We have discussed some very important topics over the last three months from our global health to national race relations. None need to be ignored and I think most good people realize we have plenty of work to do on all fronts, but for just a few minutes this weekend I sat back and watched someone in real competition.
Sports are starting to inch back into our lives and PGA golf came back this past weekend and I couldn’t be happier.
It was amazing to see some of the top players in the world compete on a very hard course and it was for real. It shows people in this country, if anything at all, can unite when it comes to America’s love of sports. Golf fans or not, people watched. For goodness sakes, there have been people betting on Korean professional baseball for the last month or so to satisfy their “sports itch.”
We, as Americans, crave our sports, not just for the betting, but for the shear competition and watching the world’s best perform at levels we can only dream of achieving. But I also think sports can be a platform for the reform we need in our country.
As much as I enjoyed the distraction of watching the PGA this past weekend, I also have to admit how much golf has come to mean to me. In fact, I would say golf is the main reason I was able to pass time during our quarantine. I couldn’t visit family back in Florida for almost a month and had it not been for the occasional round of golf, alone or socially distanced, I don’t know how well I would have fared. I’ve also met some very fine folks, which is not unusual. Of course there’s always the incredible jerk who thinks he should be on the PGA every weekend, but 99.9% of the time everyone is fantastic.
I’ve also found my new friends to come from all walks of life, different ethnicities different political thoughts and even more shocking, they pull for different college football teams!
Surprisingly enough, those differences seem to melt away while on the course. There’s a common “pulling for each other” feeling. It’s not that the differences don’t matter, certainly they do, but it’s a common ground of competition and sportsmanship that I believe are the basis of communication. If we can overcome our differences to pull together for a few hours, certainly we can start finding common ground for us to have real discussions about those differences and how we can resolve them, or at the very least understand them.
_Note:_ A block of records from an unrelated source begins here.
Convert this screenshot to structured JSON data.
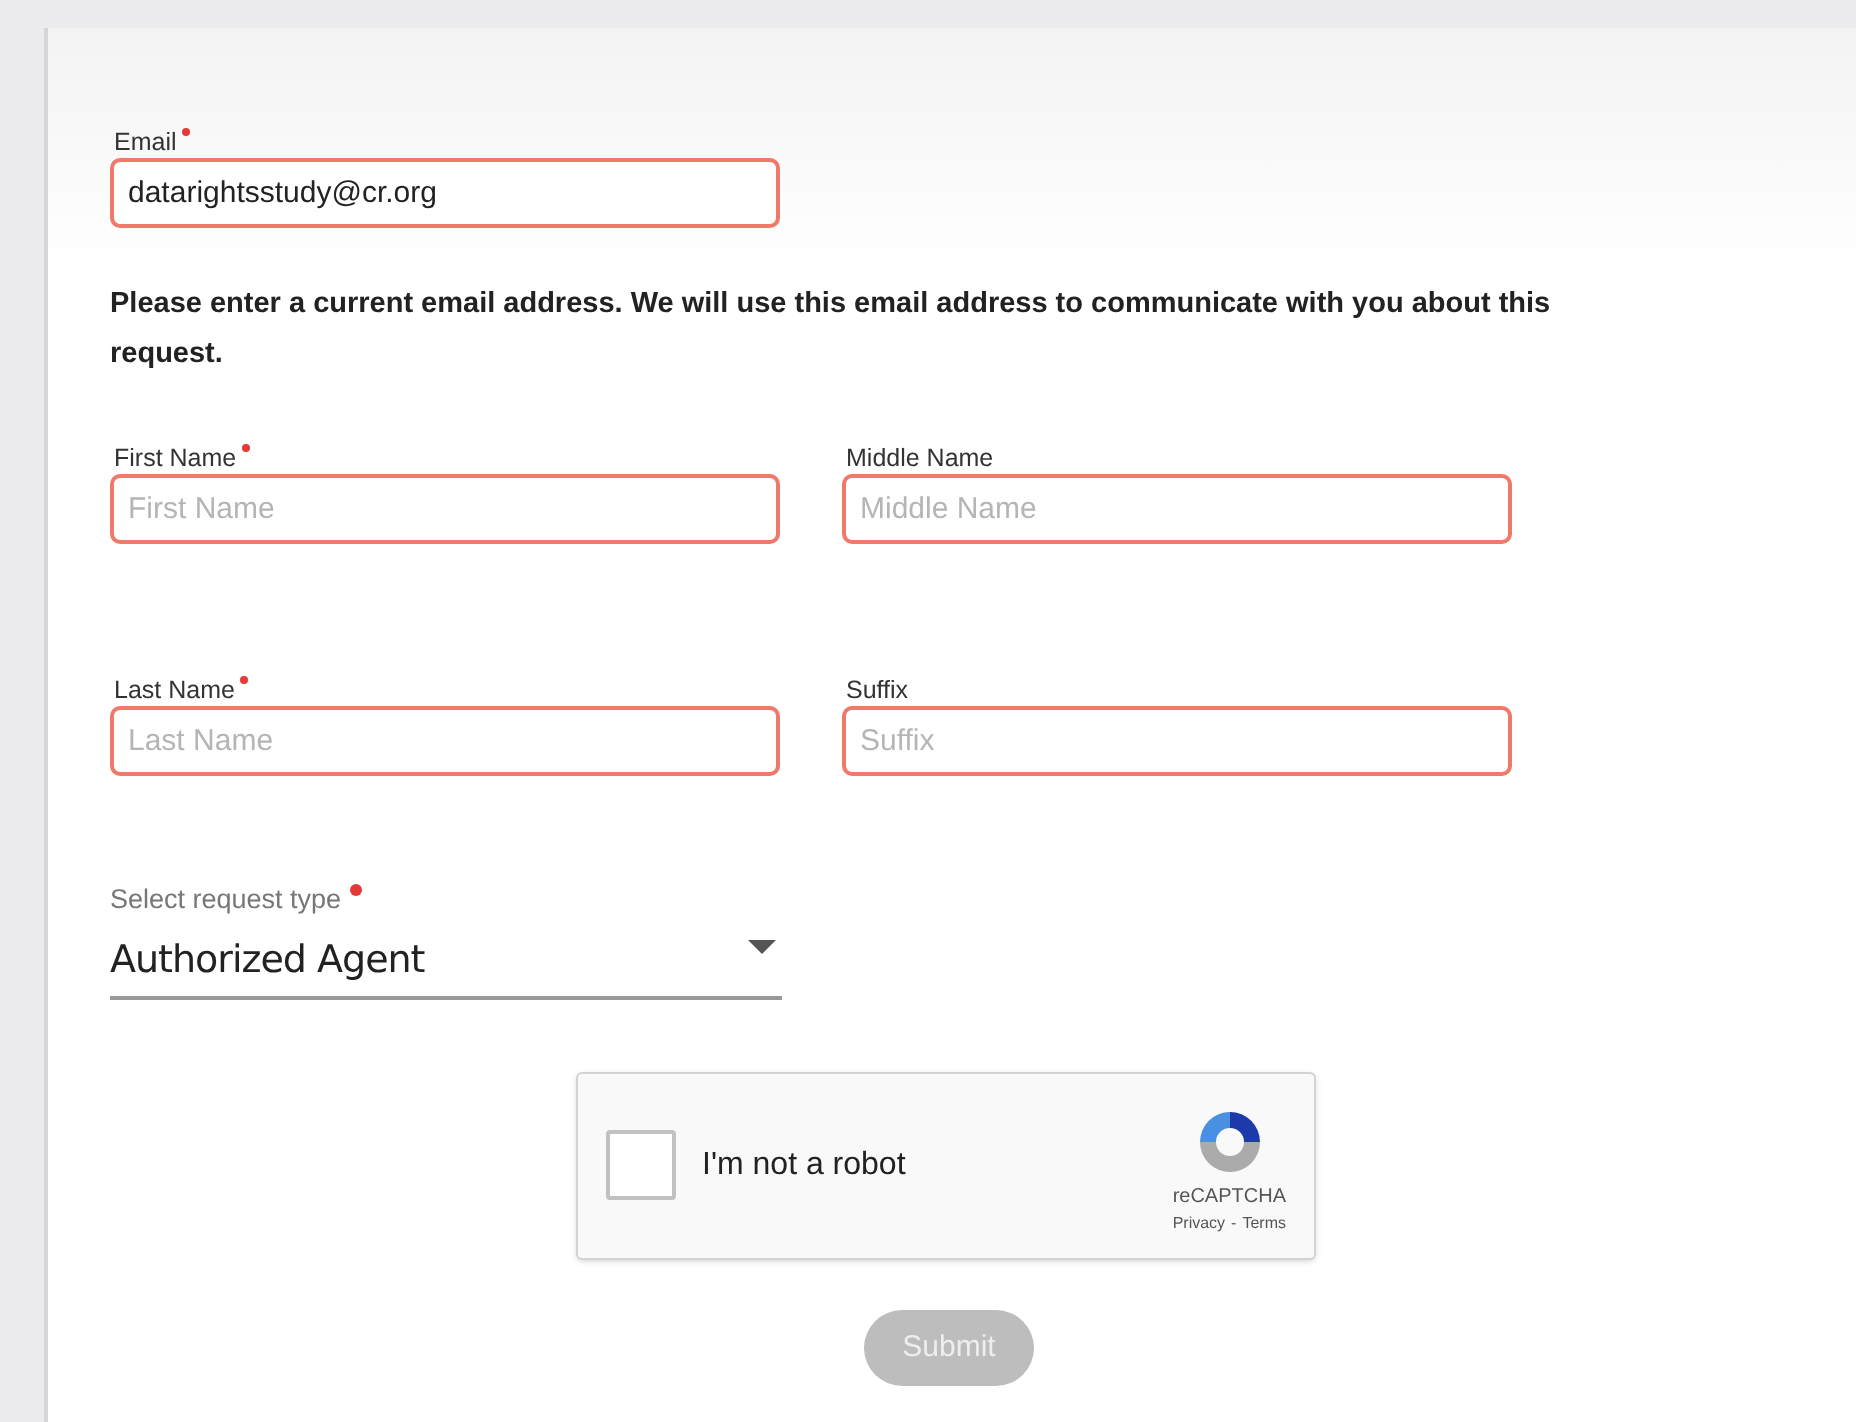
{
  "email": {
    "label": "Email",
    "required": true,
    "value": "datarightsstudy@cr.org",
    "invalid": true
  },
  "notice": "Please enter a current email address. We will use this email address to communicate with you about this request.",
  "name_rows": [
    [
      {
        "label": "First Name",
        "required": true,
        "placeholder": "First Name",
        "invalid": true
      },
      {
        "label": "Middle Name",
        "required": false,
        "placeholder": "Middle Name",
        "invalid": true
      }
    ],
    [
      {
        "label": "Last Name",
        "required": true,
        "placeholder": "Last Name",
        "invalid": true
      },
      {
        "label": "Suffix",
        "required": false,
        "placeholder": "Suffix",
        "invalid": true
      }
    ]
  ],
  "request_type": {
    "label": "Select request type",
    "required": true,
    "value": "Authorized Agent"
  },
  "captcha": {
    "checked": false,
    "label": "I'm not a robot",
    "brand": "reCAPTCHA",
    "privacy": "Privacy",
    "separator": "-",
    "terms": "Terms"
  },
  "submit": {
    "label": "Submit",
    "disabled": true
  }
}
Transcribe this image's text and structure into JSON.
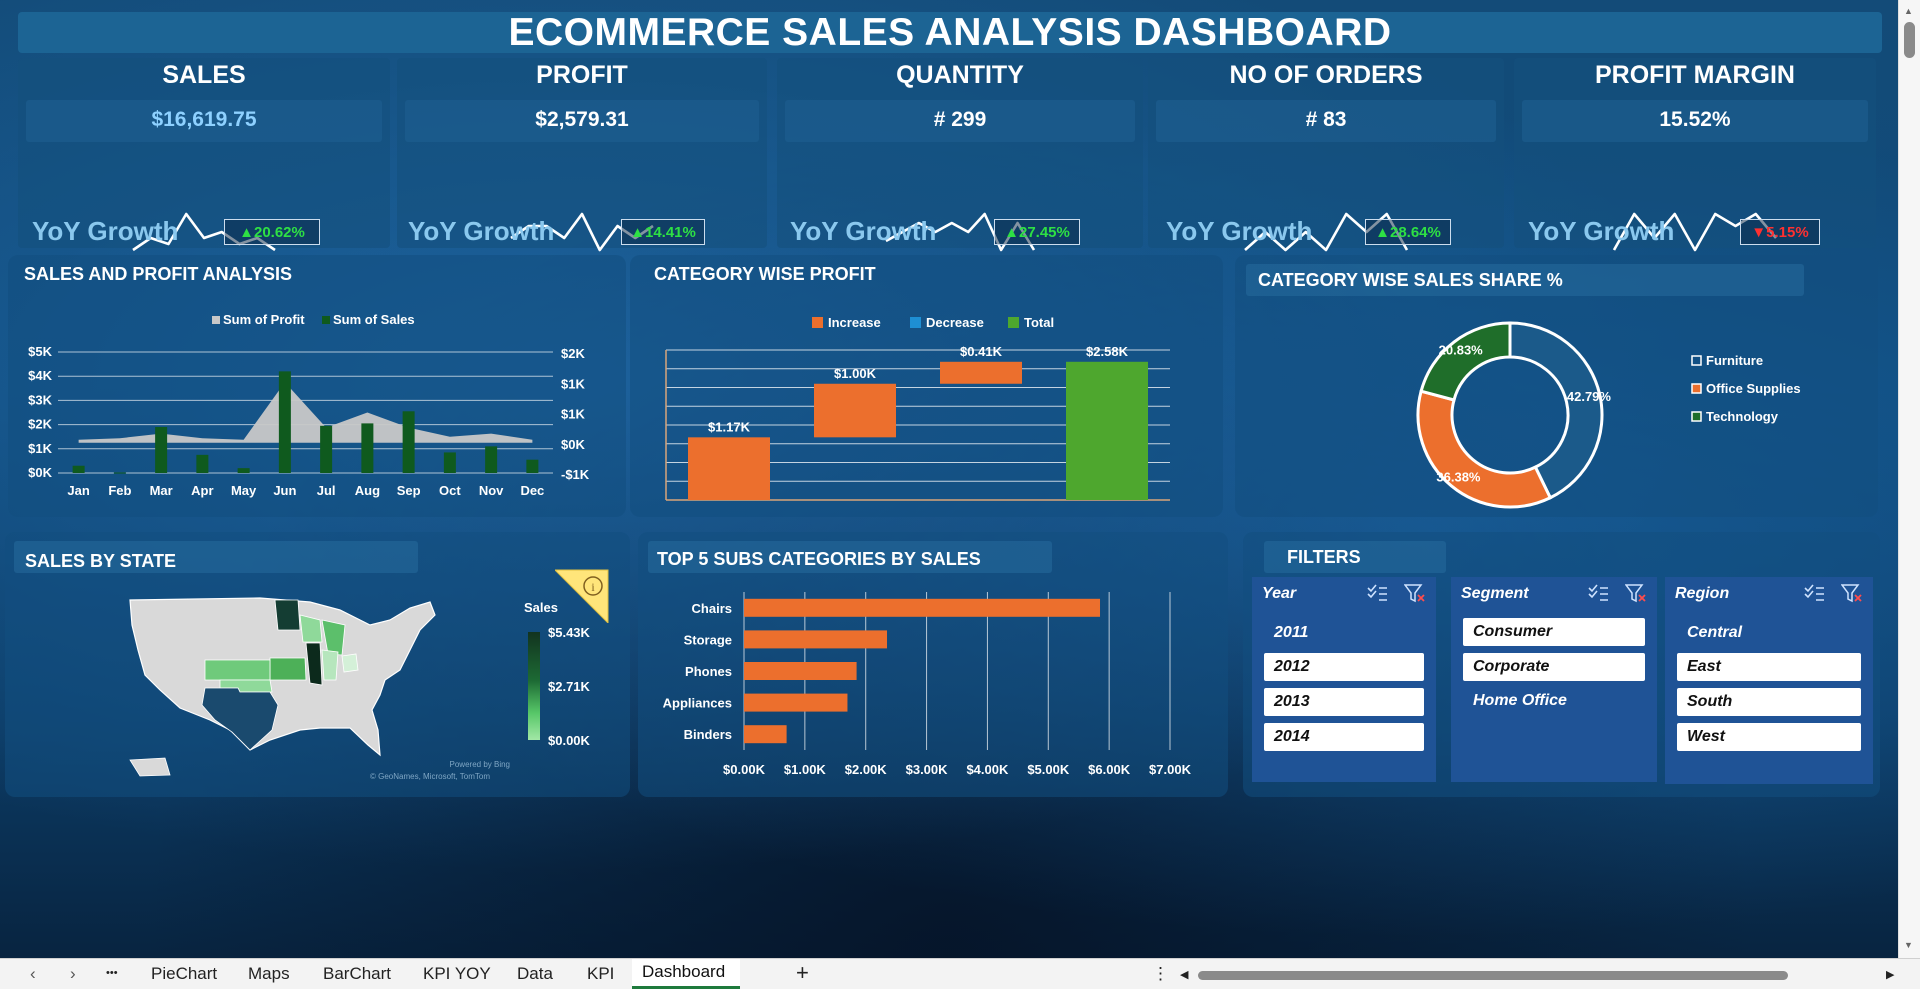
{
  "title": "ECOMMERCE SALES ANALYSIS DASHBOARD",
  "kpis": [
    {
      "title": "SALES",
      "value": "$16,619.75",
      "yoy_label": "YoY Growth",
      "yoy_value": "▲20.62%",
      "trend": "up",
      "spark": [
        3,
        5,
        4,
        9,
        5,
        6,
        4,
        5,
        3
      ]
    },
    {
      "title": "PROFIT",
      "value": "$2,579.31",
      "yoy_label": "YoY Growth",
      "yoy_value": "▲14.41%",
      "trend": "up",
      "spark": [
        4,
        5,
        5,
        4,
        6,
        3,
        5,
        4,
        5
      ]
    },
    {
      "title": "QUANTITY",
      "value": "# 299",
      "yoy_label": "YoY Growth",
      "yoy_value": "▲27.45%",
      "trend": "up",
      "spark": [
        3,
        4,
        5,
        4,
        5,
        4,
        6,
        2,
        5,
        2
      ]
    },
    {
      "title": "NO OF ORDERS",
      "value": "# 83",
      "yoy_label": "YoY Growth",
      "yoy_value": "▲28.64%",
      "trend": "up",
      "spark": [
        3,
        4,
        3,
        4,
        3,
        5,
        4,
        5,
        3
      ]
    },
    {
      "title": "PROFIT MARGIN",
      "value": "15.52%",
      "yoy_label": "YoY Growth",
      "yoy_value": "▼5.15%",
      "trend": "down",
      "spark": [
        3,
        6,
        4,
        6,
        3,
        6,
        5,
        6,
        4
      ]
    }
  ],
  "sections": {
    "sales_profit": "SALES AND PROFIT ANALYSIS",
    "category_profit": "CATEGORY WISE PROFIT",
    "category_share": "CATEGORY WISE SALES SHARE %",
    "sales_state": "SALES  BY STATE",
    "top5": "TOP 5 SUBS CATEGORIES BY SALES",
    "filters": "FILTERS"
  },
  "chart_data": [
    {
      "type": "bar",
      "title": "SALES AND PROFIT ANALYSIS",
      "categories": [
        "Jan",
        "Feb",
        "Mar",
        "Apr",
        "May",
        "Jun",
        "Jul",
        "Aug",
        "Sep",
        "Oct",
        "Nov",
        "Dec"
      ],
      "series": [
        {
          "name": "Sum of Profit",
          "kind": "area",
          "axis": "right",
          "values": [
            0.1,
            0.15,
            0.3,
            0.15,
            0.1,
            2.0,
            0.5,
            1.0,
            0.5,
            0.2,
            0.3,
            0.1
          ],
          "color": "#c8c8c8"
        },
        {
          "name": "Sum of Sales",
          "kind": "column",
          "axis": "left",
          "values": [
            0.3,
            0.02,
            1.9,
            0.75,
            0.2,
            4.2,
            1.95,
            2.05,
            2.55,
            0.85,
            1.1,
            0.55
          ],
          "color": "#0f5a1e"
        }
      ],
      "left_ticks": [
        "$0K",
        "$1K",
        "$2K",
        "$3K",
        "$4K",
        "$5K"
      ],
      "right_ticks": [
        "-$1K",
        "$0K",
        "$1K",
        "$1K",
        "$2K"
      ],
      "ylim_left": [
        0,
        5
      ],
      "ylim_right": [
        -1,
        3
      ],
      "legend": "top"
    },
    {
      "type": "bar",
      "title": "CATEGORY WISE PROFIT",
      "waterfall": [
        {
          "label": "$1.17K",
          "start": 0,
          "end": 1.17,
          "kind": "Increase"
        },
        {
          "label": "$1.00K",
          "start": 1.17,
          "end": 2.17,
          "kind": "Increase"
        },
        {
          "label": "$0.41K",
          "start": 2.17,
          "end": 2.58,
          "kind": "Increase"
        },
        {
          "label": "$2.58K",
          "start": 0,
          "end": 2.58,
          "kind": "Total"
        }
      ],
      "legend_items": [
        {
          "name": "Increase",
          "color": "#ec6f2d"
        },
        {
          "name": "Decrease",
          "color": "#1e8fd4"
        },
        {
          "name": "Total",
          "color": "#4ea72e"
        }
      ],
      "ylim": [
        0,
        2.8
      ]
    },
    {
      "type": "pie",
      "title": "CATEGORY WISE SALES SHARE %",
      "donut": true,
      "slices": [
        {
          "name": "Furniture",
          "value": 42.79,
          "label": "42.79%",
          "color": "#1b5a8a"
        },
        {
          "name": "Office Supplies",
          "value": 36.38,
          "label": "36.38%",
          "color": "#ec6f2d"
        },
        {
          "name": "Technology",
          "value": 20.83,
          "label": "20.83%",
          "color": "#1f6e2a"
        }
      ],
      "legend": "right"
    },
    {
      "type": "bar",
      "orientation": "horizontal",
      "title": "TOP 5 SUBS CATEGORIES BY SALES",
      "categories": [
        "Chairs",
        "Storage",
        "Phones",
        "Appliances",
        "Binders"
      ],
      "values": [
        5.85,
        2.35,
        1.85,
        1.7,
        0.7
      ],
      "x_ticks": [
        "$0.00K",
        "$1.00K",
        "$2.00K",
        "$3.00K",
        "$4.00K",
        "$5.00K",
        "$6.00K",
        "$7.00K"
      ],
      "xlim": [
        0,
        7
      ],
      "color": "#ec6f2d"
    }
  ],
  "map": {
    "legend_title": "Sales",
    "legend_max": "$5.43K",
    "legend_mid": "$2.71K",
    "legend_min": "$0.00K",
    "attribution_1": "Powered by Bing",
    "attribution_2": "© GeoNames, Microsoft, TomTom",
    "info_icon": "info-icon"
  },
  "filters": {
    "year": {
      "title": "Year",
      "items": [
        {
          "label": "2011",
          "selected": false
        },
        {
          "label": "2012",
          "selected": true
        },
        {
          "label": "2013",
          "selected": true
        },
        {
          "label": "2014",
          "selected": true
        }
      ]
    },
    "segment": {
      "title": "Segment",
      "items": [
        {
          "label": "Consumer",
          "selected": true
        },
        {
          "label": "Corporate",
          "selected": true
        },
        {
          "label": "Home Office",
          "selected": false
        }
      ]
    },
    "region": {
      "title": "Region",
      "items": [
        {
          "label": "Central",
          "selected": false
        },
        {
          "label": "East",
          "selected": true
        },
        {
          "label": "South",
          "selected": true
        },
        {
          "label": "West",
          "selected": true
        }
      ]
    }
  },
  "sheet_tabs": [
    "PieChart",
    "Maps",
    "BarChart",
    "KPI YOY",
    "Data",
    "KPI",
    "Dashboard"
  ],
  "active_tab": "Dashboard",
  "tabbar_glyphs": {
    "prev": "‹",
    "next": "›",
    "more": "•••",
    "add": "+",
    "menu": "⋮",
    "scroll_left": "◀",
    "scroll_right": "▶"
  },
  "colors": {
    "orange": "#ec6f2d",
    "green": "#4ea72e",
    "dark_green": "#0f5a1e",
    "navy": "#1b5a8a",
    "up": "#2ee044",
    "down": "#ff3030"
  }
}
I believe the return of sports is way more important than just the distraction from everyday life. I believe sports to be the common ground we need to point out our similarities, rather than concentrate on our differences. I also believe it will be the similarities we share to be the path for the resolution of our differences.
If you don’t think Georgia fans dislike Florida fans you have had your head in a cave. But, those Georgia fans, no matter their personal differences, race or politics will stand shoulder to shoulder to unite against Florida nation which they see as a so called “enemy.”
Why then, can we not as Americans, sports lovers to the utmost, use our similarities and our love of sports to unite against the most dastardly of foes we face in our world today?
We all face enemies like racism, poverty, hunger, corrupt government and many others. I wish and hope, much like a golf course, we can find our similarities and overcome our differences and find ourselves pulling for each other and producing the results which each individual deserves.
If you see me, say “Hey!”
Dee McLelland is the Publisher of the Coastal Courier and the Bryan County News. He can be reached at firstname.lastname@example.org or 876-0156.